The art and science of recruiting reads like a "who dunnit" mystery and rarely is any thought given to how we plan and plot our placements, much less what you as a client are paying for. While I subscribe to the cliché a great chef never gives away a recipe, I thought you might like to know a little bit about where the bucks go.

Recruiters have two things to sell: their time and their knowledge; one is interlaced with the other and there are hard costs associated with both. In another light, we're thought of as rain makers -- recruiting people who'll bring their existing business and/or knowledge that makes the top line grow and/or manages the expense lines in between the top and the bottom.

You might be surprised to know that recruiting is a "1% business". It takes 100 to get one -- only 1% of the people we meet become either candidates OR clients. And it's rare, probably less than 30% of the time that we place someone who's already in our datasphere. Personally, I do about 15 transactions a year and I manage a rolodex of 50,000 names and numbers. It's constantly shrinking and growing and fed by referrals, research and the occasional CD-ROM "data-dump". Subscriptions to on-line search engines, job posting sites, trade events and other marketing, travel & entertainment are a big part of the hard costs that have replaced what most people perceived as a big phone bill. We spend time sorting the wheat from the chaff interviewing candidates, staying current with industry trends, networking and reviewing hundreds of resumes every week. The soft costs add up and are hard to measure.

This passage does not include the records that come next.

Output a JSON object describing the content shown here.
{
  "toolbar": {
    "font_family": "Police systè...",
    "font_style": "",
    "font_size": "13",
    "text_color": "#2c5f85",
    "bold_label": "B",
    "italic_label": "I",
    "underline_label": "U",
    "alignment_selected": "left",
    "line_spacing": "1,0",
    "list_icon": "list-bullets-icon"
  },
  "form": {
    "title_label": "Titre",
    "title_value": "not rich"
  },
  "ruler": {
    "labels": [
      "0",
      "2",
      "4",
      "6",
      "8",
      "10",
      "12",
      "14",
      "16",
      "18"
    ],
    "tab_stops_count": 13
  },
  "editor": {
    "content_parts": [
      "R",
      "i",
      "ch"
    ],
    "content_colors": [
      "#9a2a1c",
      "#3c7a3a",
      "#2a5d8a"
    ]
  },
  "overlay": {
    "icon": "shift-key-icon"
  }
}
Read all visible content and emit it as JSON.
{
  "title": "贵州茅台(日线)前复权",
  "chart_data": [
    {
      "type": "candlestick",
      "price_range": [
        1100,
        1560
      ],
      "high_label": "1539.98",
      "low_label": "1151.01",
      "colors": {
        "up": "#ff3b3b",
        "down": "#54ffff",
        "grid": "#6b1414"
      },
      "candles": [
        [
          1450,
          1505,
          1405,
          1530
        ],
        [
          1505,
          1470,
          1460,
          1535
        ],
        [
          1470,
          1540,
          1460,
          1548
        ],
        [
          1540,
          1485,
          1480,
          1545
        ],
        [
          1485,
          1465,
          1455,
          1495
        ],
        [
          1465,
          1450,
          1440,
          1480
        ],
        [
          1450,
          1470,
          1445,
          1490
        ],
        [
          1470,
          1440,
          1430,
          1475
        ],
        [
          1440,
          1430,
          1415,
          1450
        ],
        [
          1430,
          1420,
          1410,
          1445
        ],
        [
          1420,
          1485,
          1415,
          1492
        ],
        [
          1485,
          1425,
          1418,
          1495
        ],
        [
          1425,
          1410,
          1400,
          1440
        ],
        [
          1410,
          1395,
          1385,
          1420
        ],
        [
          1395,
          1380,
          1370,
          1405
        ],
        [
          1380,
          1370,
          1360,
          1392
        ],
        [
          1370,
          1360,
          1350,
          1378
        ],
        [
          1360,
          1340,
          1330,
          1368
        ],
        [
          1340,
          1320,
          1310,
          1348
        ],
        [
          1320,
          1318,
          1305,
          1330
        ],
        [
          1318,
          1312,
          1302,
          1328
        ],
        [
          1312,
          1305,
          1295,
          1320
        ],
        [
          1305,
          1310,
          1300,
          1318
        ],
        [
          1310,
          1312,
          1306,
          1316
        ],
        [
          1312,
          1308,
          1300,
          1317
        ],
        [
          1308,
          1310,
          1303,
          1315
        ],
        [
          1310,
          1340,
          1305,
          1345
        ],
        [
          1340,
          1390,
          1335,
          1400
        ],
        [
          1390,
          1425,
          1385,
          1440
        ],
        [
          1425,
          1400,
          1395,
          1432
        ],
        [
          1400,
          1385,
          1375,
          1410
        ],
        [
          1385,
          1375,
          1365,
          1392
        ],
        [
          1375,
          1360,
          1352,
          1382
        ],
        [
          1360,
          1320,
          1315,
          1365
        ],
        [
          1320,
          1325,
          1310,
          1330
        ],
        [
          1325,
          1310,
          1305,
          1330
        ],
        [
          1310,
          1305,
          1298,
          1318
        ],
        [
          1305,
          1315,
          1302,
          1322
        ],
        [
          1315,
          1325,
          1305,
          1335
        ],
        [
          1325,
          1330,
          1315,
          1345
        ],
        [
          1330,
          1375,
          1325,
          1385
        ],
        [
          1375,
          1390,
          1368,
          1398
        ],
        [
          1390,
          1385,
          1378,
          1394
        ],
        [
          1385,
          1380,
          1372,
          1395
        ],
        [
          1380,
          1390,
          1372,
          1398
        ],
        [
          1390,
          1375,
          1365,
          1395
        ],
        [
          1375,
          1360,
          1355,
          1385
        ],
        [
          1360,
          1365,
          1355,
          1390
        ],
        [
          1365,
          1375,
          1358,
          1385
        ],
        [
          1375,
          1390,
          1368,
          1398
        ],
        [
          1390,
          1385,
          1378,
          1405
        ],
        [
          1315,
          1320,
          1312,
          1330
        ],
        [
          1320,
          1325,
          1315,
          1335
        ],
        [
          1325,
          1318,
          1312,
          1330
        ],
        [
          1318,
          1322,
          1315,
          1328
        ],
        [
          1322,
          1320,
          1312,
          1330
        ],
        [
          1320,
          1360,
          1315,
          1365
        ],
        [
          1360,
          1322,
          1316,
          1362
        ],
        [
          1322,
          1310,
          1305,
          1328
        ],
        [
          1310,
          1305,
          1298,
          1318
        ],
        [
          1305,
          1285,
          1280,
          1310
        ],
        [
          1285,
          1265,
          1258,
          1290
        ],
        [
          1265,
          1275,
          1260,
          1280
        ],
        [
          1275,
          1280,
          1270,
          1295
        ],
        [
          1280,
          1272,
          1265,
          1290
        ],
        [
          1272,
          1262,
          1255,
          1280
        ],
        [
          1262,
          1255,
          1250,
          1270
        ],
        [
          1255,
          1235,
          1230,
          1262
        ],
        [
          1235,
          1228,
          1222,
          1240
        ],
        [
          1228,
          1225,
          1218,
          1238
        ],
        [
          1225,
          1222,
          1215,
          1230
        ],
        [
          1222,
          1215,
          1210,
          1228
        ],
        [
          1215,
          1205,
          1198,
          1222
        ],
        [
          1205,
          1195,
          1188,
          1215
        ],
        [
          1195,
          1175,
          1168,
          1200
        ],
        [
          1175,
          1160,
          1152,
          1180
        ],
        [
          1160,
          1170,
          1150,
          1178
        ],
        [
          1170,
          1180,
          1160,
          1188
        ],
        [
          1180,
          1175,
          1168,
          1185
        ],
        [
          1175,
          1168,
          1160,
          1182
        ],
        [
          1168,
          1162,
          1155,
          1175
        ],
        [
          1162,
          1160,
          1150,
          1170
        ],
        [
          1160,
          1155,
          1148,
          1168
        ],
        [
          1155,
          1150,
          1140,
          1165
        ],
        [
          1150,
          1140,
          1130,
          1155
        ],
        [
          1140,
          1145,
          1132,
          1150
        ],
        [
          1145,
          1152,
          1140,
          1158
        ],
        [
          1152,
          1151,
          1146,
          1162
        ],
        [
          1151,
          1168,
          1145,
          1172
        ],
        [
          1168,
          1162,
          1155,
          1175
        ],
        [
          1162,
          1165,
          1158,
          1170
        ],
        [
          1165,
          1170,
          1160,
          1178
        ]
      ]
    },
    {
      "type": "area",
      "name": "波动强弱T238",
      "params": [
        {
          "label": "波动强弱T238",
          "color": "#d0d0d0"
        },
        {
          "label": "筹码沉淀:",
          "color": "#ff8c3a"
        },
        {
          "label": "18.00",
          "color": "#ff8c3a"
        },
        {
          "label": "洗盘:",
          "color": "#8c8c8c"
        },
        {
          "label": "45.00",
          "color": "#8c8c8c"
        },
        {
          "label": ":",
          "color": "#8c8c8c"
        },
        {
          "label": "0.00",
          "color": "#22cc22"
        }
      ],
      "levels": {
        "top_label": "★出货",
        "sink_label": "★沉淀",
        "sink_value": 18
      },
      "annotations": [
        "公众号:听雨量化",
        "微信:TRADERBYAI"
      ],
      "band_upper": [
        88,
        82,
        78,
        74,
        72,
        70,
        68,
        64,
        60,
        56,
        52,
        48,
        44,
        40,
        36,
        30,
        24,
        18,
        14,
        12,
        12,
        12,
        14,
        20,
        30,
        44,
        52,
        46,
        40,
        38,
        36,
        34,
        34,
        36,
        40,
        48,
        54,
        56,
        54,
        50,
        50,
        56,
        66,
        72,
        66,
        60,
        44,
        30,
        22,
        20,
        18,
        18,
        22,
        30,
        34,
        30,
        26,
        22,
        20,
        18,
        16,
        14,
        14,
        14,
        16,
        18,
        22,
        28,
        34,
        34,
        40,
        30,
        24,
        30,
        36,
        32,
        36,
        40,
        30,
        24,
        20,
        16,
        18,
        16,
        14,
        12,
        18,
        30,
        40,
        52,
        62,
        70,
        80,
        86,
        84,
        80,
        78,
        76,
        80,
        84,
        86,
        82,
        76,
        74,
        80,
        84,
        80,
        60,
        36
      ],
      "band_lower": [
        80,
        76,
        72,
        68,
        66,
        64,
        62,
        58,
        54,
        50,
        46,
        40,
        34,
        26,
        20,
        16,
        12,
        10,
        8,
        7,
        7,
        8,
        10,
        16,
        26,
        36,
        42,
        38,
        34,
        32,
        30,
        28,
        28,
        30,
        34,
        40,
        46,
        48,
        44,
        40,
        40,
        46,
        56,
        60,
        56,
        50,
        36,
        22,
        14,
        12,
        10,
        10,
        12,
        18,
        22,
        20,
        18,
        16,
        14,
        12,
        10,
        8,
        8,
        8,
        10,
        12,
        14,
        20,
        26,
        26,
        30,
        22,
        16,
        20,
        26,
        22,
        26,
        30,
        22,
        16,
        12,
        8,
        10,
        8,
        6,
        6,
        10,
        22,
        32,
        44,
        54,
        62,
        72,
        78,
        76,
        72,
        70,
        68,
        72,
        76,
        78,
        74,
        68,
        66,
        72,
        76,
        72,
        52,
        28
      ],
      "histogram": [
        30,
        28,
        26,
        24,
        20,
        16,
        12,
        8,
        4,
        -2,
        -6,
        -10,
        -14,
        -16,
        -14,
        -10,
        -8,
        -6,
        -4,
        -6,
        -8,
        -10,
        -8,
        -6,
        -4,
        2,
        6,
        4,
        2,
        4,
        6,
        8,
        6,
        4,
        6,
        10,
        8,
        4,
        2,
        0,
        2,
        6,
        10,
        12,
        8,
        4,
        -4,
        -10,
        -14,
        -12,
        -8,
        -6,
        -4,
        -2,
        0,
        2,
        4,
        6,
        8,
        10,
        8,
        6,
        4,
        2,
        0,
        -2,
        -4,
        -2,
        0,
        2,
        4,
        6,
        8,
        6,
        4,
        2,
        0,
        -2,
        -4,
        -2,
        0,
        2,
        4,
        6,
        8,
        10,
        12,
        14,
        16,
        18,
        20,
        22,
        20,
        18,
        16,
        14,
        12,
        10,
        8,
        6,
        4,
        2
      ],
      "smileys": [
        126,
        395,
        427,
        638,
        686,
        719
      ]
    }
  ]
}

Even harder to measure is the value a recruiter delivers in the form of knowledge. Knowing where the bodies lay, how to attract them, and just who REALLY created the "Where's the beef" campaign is part of our value-add proposition. Although I loathe the paradigm, recruiters as "consultants" can provide you with solutions in the form of where to recruit from. Skills from one industry can often transfer into another -- case in point includes my work with 1-800-Flowers and their bricks & mortar business. We recruited from the restaurant industry for operators and marketing people -- think about it: similar locations, delivery, manufacturing (flower arrangements vs. cooking), perishable products -- with no health code permits and you finish the day smelling like a rose instead of fries.

If you only think of recruiters as a source for resumes then you're wasting your money; post your job on Monster.com instead. If you're just looking for someone to "float some paper" (ugh, I just cringe when I hear that) then don't pay more than two-grand per hire -- because you'll probably be replacing them in less than six months anyway. Recruiters are supposed to save you time so you can focus on what matters most: doing your job. We're responsible for the occasional whack on the side of the head -- the things that you can't see sometimes because your too close to the business and your down time is spent with the kids or on the golf course.

Think half-full:"I was smart enough to hire someone who does this all day every day so I could rest easy knowing I hired the best person for the job while I kept doing mine."